Excerpts from an interface dataset:
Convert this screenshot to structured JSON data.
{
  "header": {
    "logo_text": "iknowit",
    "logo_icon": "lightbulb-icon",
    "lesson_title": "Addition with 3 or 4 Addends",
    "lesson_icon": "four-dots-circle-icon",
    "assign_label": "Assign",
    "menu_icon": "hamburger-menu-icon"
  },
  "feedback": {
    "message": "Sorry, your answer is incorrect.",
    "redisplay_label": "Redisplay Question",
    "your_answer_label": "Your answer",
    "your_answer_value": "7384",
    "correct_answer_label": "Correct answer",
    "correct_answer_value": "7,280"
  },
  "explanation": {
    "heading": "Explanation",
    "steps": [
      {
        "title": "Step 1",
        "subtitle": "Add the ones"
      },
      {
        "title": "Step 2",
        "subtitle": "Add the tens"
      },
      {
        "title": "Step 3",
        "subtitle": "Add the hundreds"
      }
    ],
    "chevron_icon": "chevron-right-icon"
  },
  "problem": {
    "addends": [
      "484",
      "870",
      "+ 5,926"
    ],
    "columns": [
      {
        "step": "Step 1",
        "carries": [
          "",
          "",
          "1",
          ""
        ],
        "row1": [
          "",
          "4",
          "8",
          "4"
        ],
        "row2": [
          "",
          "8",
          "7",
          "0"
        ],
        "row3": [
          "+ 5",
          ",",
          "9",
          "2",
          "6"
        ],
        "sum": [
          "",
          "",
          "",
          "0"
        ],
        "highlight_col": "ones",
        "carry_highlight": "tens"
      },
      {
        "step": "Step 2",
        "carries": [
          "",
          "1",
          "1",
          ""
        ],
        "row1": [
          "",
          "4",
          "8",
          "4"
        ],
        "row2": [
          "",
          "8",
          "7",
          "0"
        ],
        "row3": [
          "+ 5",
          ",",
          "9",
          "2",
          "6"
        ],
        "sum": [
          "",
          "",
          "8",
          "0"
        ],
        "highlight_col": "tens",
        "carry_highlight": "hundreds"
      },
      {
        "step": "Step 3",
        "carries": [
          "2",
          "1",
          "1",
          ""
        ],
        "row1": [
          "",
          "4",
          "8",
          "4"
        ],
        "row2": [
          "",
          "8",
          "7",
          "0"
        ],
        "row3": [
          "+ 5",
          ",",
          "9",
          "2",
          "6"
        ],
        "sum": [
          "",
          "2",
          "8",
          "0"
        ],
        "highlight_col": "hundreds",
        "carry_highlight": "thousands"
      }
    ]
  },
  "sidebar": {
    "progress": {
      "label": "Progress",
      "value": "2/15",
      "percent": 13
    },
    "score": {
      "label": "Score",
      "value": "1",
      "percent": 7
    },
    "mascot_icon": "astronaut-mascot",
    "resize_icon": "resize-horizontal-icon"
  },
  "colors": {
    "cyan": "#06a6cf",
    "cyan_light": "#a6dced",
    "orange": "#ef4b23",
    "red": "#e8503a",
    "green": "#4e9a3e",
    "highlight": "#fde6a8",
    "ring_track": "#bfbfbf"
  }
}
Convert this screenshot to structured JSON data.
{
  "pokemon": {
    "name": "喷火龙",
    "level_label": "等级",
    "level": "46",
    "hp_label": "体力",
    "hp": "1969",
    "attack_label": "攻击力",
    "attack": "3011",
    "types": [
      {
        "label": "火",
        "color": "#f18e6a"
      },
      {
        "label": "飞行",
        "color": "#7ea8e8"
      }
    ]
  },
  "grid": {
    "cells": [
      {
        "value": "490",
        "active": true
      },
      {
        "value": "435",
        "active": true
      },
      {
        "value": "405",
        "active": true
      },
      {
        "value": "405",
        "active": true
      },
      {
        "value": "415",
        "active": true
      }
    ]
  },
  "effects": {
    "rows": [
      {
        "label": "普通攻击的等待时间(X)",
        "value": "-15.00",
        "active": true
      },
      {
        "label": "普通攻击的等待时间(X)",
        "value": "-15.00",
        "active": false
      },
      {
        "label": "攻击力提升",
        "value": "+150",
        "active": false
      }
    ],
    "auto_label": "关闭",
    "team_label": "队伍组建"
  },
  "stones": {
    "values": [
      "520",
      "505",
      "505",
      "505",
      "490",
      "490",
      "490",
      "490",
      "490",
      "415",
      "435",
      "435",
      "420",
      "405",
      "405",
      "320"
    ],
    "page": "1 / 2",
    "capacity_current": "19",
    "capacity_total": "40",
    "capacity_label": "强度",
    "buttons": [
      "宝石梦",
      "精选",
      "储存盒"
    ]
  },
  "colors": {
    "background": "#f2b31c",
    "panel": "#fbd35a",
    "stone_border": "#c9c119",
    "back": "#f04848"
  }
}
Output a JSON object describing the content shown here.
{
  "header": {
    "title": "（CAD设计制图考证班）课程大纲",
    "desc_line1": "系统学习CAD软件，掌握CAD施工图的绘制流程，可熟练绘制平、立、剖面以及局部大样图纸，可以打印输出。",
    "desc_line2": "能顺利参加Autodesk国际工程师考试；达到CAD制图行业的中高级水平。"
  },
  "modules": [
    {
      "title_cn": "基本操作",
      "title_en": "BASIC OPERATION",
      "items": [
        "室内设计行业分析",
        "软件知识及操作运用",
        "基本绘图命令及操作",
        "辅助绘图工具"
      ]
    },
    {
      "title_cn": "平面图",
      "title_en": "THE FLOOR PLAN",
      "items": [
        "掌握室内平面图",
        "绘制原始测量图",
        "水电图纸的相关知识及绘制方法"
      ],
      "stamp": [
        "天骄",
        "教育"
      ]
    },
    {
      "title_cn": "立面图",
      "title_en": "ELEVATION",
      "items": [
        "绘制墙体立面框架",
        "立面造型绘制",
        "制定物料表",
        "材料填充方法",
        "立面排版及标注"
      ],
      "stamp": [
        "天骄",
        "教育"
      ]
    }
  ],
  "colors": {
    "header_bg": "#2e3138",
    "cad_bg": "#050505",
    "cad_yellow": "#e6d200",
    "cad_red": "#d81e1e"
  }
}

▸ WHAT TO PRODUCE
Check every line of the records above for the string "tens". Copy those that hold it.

▸ PROBLEM SOLUTION
        "subtitle": "Add the tens"
        "carry_highlight": "tens"
        "highlight_col": "tens",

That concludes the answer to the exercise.